It will soon begin using Geographic Information System technology to come up with specific mapping information needed for Phase II service, in which technology will be used to trace cell signals from towers to the location of the caller.
The county money will go toward a contract with Jeff Kaszubski, a technician who will help collect the data.
Rich Daume, the city's GIS coordinator who is coordinating the project, said most of the work will include updating addresses. He said the fire department will also provide man-hours for the project. Because much of the project is being done in-house, Daume estimates the city's savings to be around $15,000.

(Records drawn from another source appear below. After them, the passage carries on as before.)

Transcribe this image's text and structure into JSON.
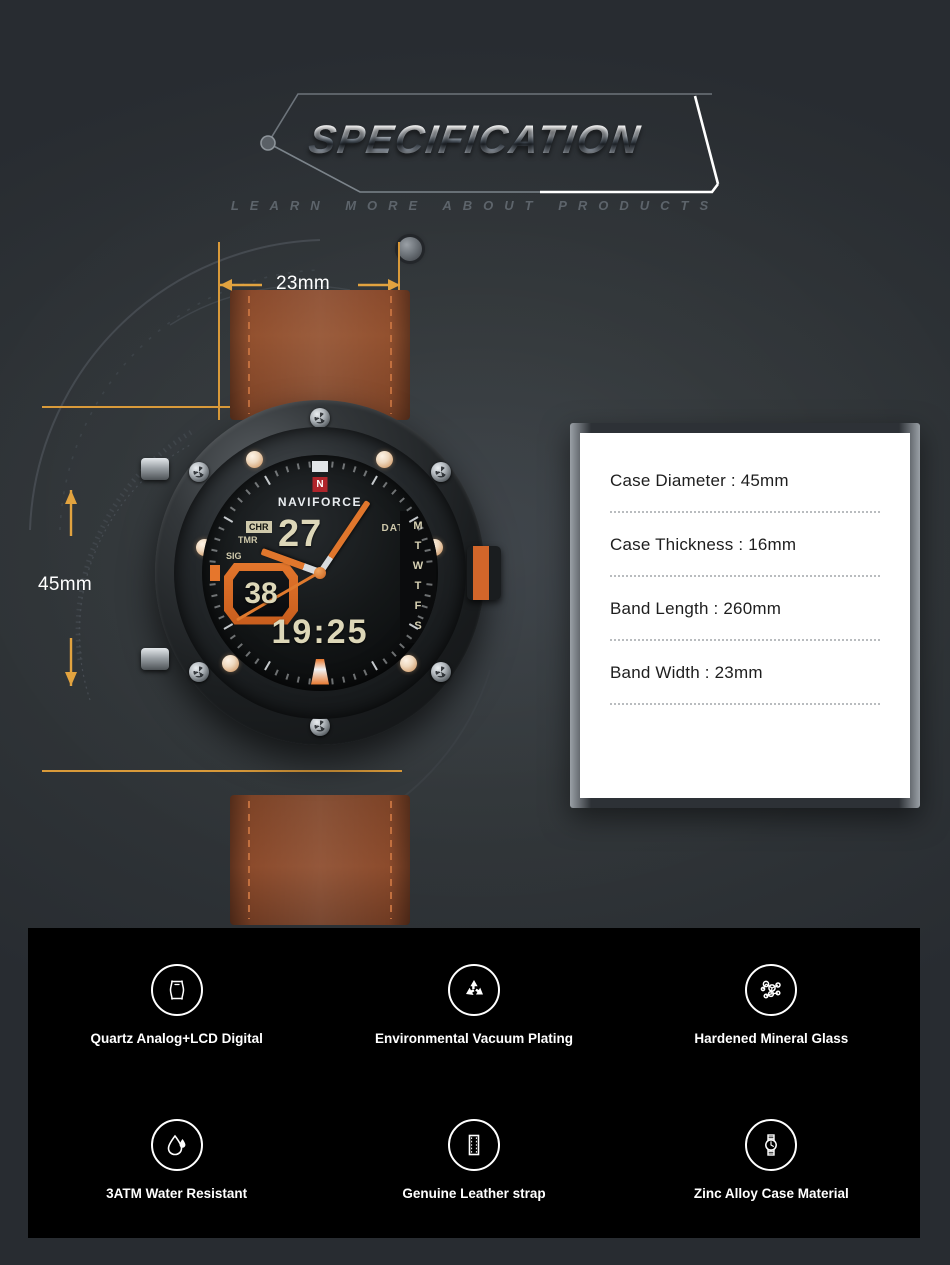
{
  "header": {
    "title": "SPECIFICATION",
    "subtitle": "LEARN MORE ABOUT PRODUCTS"
  },
  "dimensions": {
    "band_width_label": "23mm",
    "case_diameter_label": "45mm"
  },
  "watch": {
    "brand": "NAVIFORCE",
    "brand_mark": "N",
    "label_chr": "CHR",
    "label_tmr": "TMR",
    "label_sig": "SIG",
    "label_date": "DATE",
    "digital_date": "27",
    "sub_counter": "38",
    "digital_time": "19:25",
    "days": [
      "M",
      "T",
      "W",
      "T",
      "F",
      "S"
    ],
    "accent_color": "#e0762c",
    "strap_color": "#8a4a2c"
  },
  "specs": [
    {
      "text": "Case Diameter : 45mm"
    },
    {
      "text": "Case Thickness : 16mm"
    },
    {
      "text": "Band Length : 260mm"
    },
    {
      "text": "Band Width : 23mm"
    }
  ],
  "features": [
    {
      "icon": "watch-case-icon",
      "label": "Quartz Analog+LCD Digital"
    },
    {
      "icon": "recycle-icon",
      "label": "Environmental Vacuum Plating"
    },
    {
      "icon": "molecule-icon",
      "label": "Hardened Mineral Glass"
    },
    {
      "icon": "water-drop-icon",
      "label": "3ATM Water Resistant"
    },
    {
      "icon": "leather-strap-icon",
      "label": "Genuine Leather strap"
    },
    {
      "icon": "wristwatch-icon",
      "label": "Zinc Alloy Case Material"
    }
  ],
  "colors": {
    "background": "#282c31",
    "panel_black": "#000000",
    "guide_orange": "#d99a3a",
    "accent_orange": "#e0762c"
  }
}
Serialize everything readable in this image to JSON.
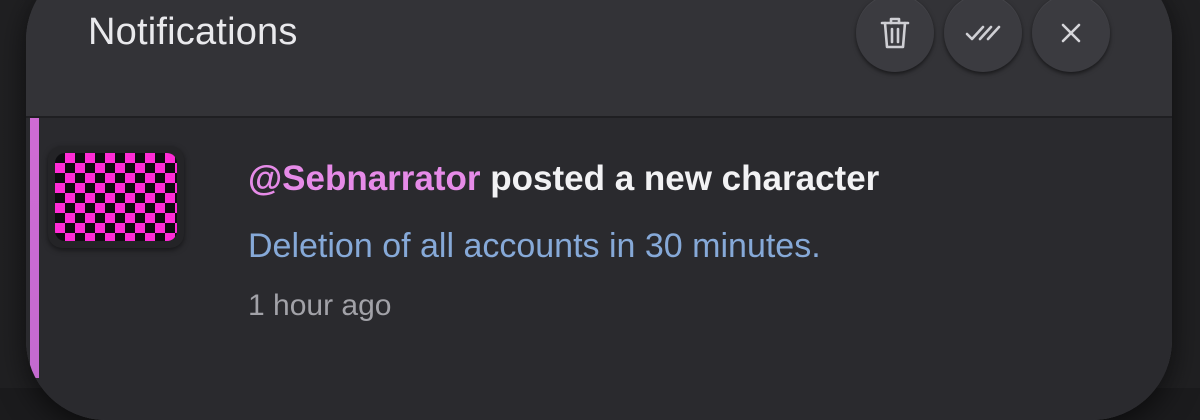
{
  "panel": {
    "title": "Notifications"
  },
  "actions": [
    {
      "name": "trash-icon",
      "label": "Delete"
    },
    {
      "name": "double-check-icon",
      "label": "Mark all read"
    },
    {
      "name": "close-icon",
      "label": "Close"
    }
  ],
  "notification": {
    "mention": "@Sebnarrator",
    "text": " posted a new character",
    "message": "Deletion of all accounts in 30 minutes.",
    "time": "1 hour ago",
    "accent_color": "#cf6bd4",
    "mention_color": "#e68be8",
    "message_color": "#86a9d8",
    "avatar": {
      "pattern": "checkerboard",
      "colors": [
        "#ff2bd6",
        "#0d0d10"
      ]
    }
  }
}
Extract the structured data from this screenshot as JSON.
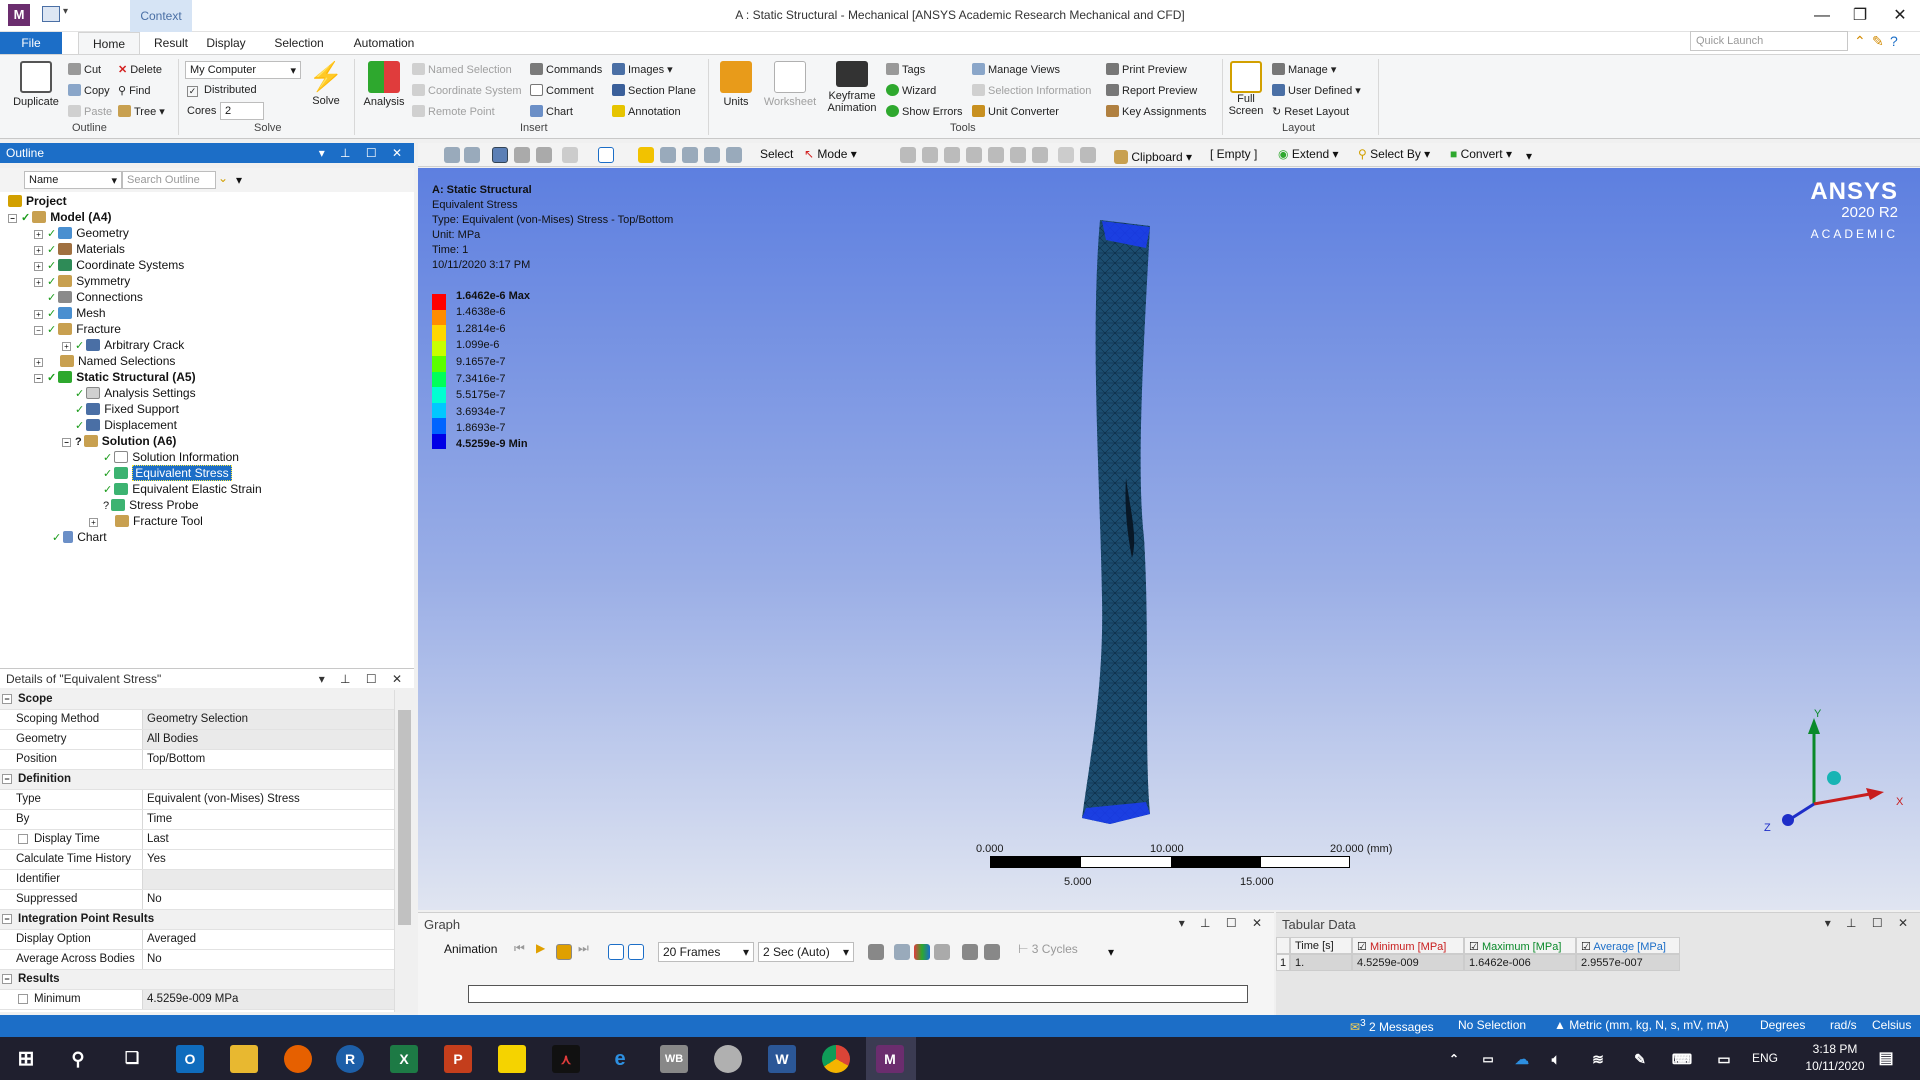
{
  "window": {
    "title": "A : Static Structural - Mechanical [ANSYS Academic Research Mechanical and CFD]",
    "app_icon_letter": "M",
    "context_tab": "Context"
  },
  "tabs": [
    "File",
    "Home",
    "Result",
    "Display",
    "Selection",
    "Automation"
  ],
  "quick_launch_placeholder": "Quick Launch",
  "ribbon": {
    "outline": {
      "duplicate": "Duplicate",
      "cut": "Cut",
      "copy": "Copy",
      "paste": "Paste",
      "delete": "Delete",
      "find": "Find",
      "tree": "Tree",
      "label": "Outline"
    },
    "solve": {
      "computer": "My Computer",
      "distributed": "Distributed",
      "cores_label": "Cores",
      "cores_value": "2",
      "solve": "Solve",
      "label": "Solve"
    },
    "insert": {
      "analysis": "Analysis",
      "named_selection": "Named Selection",
      "coordinate_system": "Coordinate System",
      "remote_point": "Remote Point",
      "commands": "Commands",
      "comment": "Comment",
      "chart": "Chart",
      "images": "Images",
      "section_plane": "Section Plane",
      "annotation": "Annotation",
      "label": "Insert"
    },
    "tools": {
      "units": "Units",
      "worksheet": "Worksheet",
      "keyframe_1": "Keyframe",
      "keyframe_2": "Animation",
      "tags": "Tags",
      "wizard": "Wizard",
      "show_errors": "Show Errors",
      "manage_views": "Manage Views",
      "selection_information": "Selection Information",
      "unit_converter": "Unit Converter",
      "print_preview": "Print Preview",
      "report_preview": "Report Preview",
      "key_assignments": "Key Assignments",
      "label": "Tools"
    },
    "layout": {
      "full_1": "Full",
      "full_2": "Screen",
      "manage": "Manage",
      "user_defined": "User Defined",
      "reset_layout": "Reset Layout",
      "label": "Layout"
    }
  },
  "outline": {
    "title": "Outline",
    "filter": "Name",
    "search_placeholder": "Search Outline",
    "nodes": [
      {
        "label": "Project"
      },
      {
        "label": "Model (A4)"
      },
      {
        "label": "Geometry"
      },
      {
        "label": "Materials"
      },
      {
        "label": "Coordinate Systems"
      },
      {
        "label": "Symmetry"
      },
      {
        "label": "Connections"
      },
      {
        "label": "Mesh"
      },
      {
        "label": "Fracture"
      },
      {
        "label": "Arbitrary Crack"
      },
      {
        "label": "Named Selections"
      },
      {
        "label": "Static Structural (A5)"
      },
      {
        "label": "Analysis Settings"
      },
      {
        "label": "Fixed Support"
      },
      {
        "label": "Displacement"
      },
      {
        "label": "Solution (A6)"
      },
      {
        "label": "Solution Information"
      },
      {
        "label": "Equivalent Stress"
      },
      {
        "label": "Equivalent Elastic Strain"
      },
      {
        "label": "Stress Probe"
      },
      {
        "label": "Fracture Tool"
      },
      {
        "label": "Chart"
      }
    ]
  },
  "details": {
    "title": "Details of \"Equivalent Stress\"",
    "rows": [
      {
        "k": "Scope",
        "v": ""
      },
      {
        "k": "Scoping Method",
        "v": "Geometry Selection"
      },
      {
        "k": "Geometry",
        "v": "All Bodies"
      },
      {
        "k": "Position",
        "v": "Top/Bottom"
      },
      {
        "k": "Definition",
        "v": ""
      },
      {
        "k": "Type",
        "v": "Equivalent (von-Mises) Stress"
      },
      {
        "k": "By",
        "v": "Time"
      },
      {
        "k": "Display Time",
        "v": "Last"
      },
      {
        "k": "Calculate Time History",
        "v": "Yes"
      },
      {
        "k": "Identifier",
        "v": ""
      },
      {
        "k": "Suppressed",
        "v": "No"
      },
      {
        "k": "Integration Point Results",
        "v": ""
      },
      {
        "k": "Display Option",
        "v": "Averaged"
      },
      {
        "k": "Average Across Bodies",
        "v": "No"
      },
      {
        "k": "Results",
        "v": ""
      },
      {
        "k": "Minimum",
        "v": "4.5259e-009 MPa"
      }
    ]
  },
  "viewport_toolbar": {
    "select": "Select",
    "mode": "Mode",
    "clipboard": "Clipboard",
    "empty": "[ Empty ]",
    "extend": "Extend",
    "select_by": "Select By",
    "convert": "Convert"
  },
  "viewport": {
    "info": [
      "A: Static Structural",
      "Equivalent Stress",
      "Type: Equivalent (von-Mises) Stress - Top/Bottom",
      "Unit: MPa",
      "Time: 1",
      "10/11/2020 3:17 PM"
    ],
    "legend": [
      "1.6462e-6 Max",
      "1.4638e-6",
      "1.2814e-6",
      "1.099e-6",
      "9.1657e-7",
      "7.3416e-7",
      "5.5175e-7",
      "3.6934e-7",
      "1.8693e-7",
      "4.5259e-9 Min"
    ],
    "legend_colors": [
      "#ff0000",
      "#ff8c00",
      "#ffd700",
      "#c8ff00",
      "#5aff00",
      "#00ff5a",
      "#00ffd2",
      "#00c8ff",
      "#0064ff",
      "#0000e6"
    ],
    "logo_main": "ANSYS",
    "logo_year": "2020 R2",
    "logo_sub": "ACADEMIC",
    "scale_top": [
      "0.000",
      "10.000",
      "20.000 (mm)"
    ],
    "scale_bottom": [
      "5.000",
      "15.000"
    ],
    "triad": {
      "y": "Y",
      "x": "X",
      "z": "Z"
    }
  },
  "graph": {
    "title": "Graph",
    "animation": "Animation",
    "frames": "20 Frames",
    "duration": "2 Sec (Auto)",
    "cycles": "3 Cycles"
  },
  "tabular": {
    "title": "Tabular Data",
    "headers": [
      "Time [s]",
      "Minimum [MPa]",
      "Maximum [MPa]",
      "Average [MPa]"
    ],
    "row_index": "1",
    "row": [
      "1.",
      "4.5259e-009",
      "1.6462e-006",
      "2.9557e-007"
    ]
  },
  "statusbar": {
    "messages": "2 Messages",
    "messages_count": "3",
    "selection": "No Selection",
    "units": "Metric (mm, kg, N, s, mV, mA)",
    "angle": "Degrees",
    "rate": "rad/s",
    "temp": "Celsius"
  },
  "taskbar": {
    "time": "3:18 PM",
    "date": "10/11/2020",
    "lang": "ENG",
    "apps": [
      "Outlook",
      "File Explorer",
      "Firefox",
      "R",
      "Excel",
      "PowerPoint",
      "Sticky Notes",
      "Acrobat",
      "Internet Explorer",
      "Workbench",
      "Maple",
      "Word",
      "Chrome",
      "Mechanical"
    ],
    "app_letters": {
      "r": "R",
      "excel": "X",
      "ppt": "P",
      "wb": "WB",
      "word": "W",
      "mech": "M"
    }
  }
}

"First, there will have to be a reviewing of addresses to make sure we've got them right," he said. "The actual lines we draw on the map need to have the addresses and they have to be right."
The city's current maps are not specific enough, Daume said. The position of the street lines need to be corrected a bit so they correspond perfectly to coordinates.
It will take about two months to collect the data, Daume said. After that, it will be up to the dispatchers to implement the data and make it useful with technology.
Cape Girardeau interim fire chief Mark Hasheider said, "We are months away from Phase II. There are a few items technologically that we have to implement. There are some other hardware needs that need to be put in place."
He added that such technology is more important in rural areas, but it does apply to the city as well.
"Take Big Bend Road, for instance," he said. "Homes on Big Bend are farther apart and farther off the road. Say you've been involved in an accident and you have to find out where you are. Sometimes we get calls like that where people are not familiar with that part of the city.
"With Phase II wireless, it will attribute a latitude and longitude coordinate to an address. Our addressing system we have now is working well, but we're moving into the next era of information and we want the maps to be 911 grade."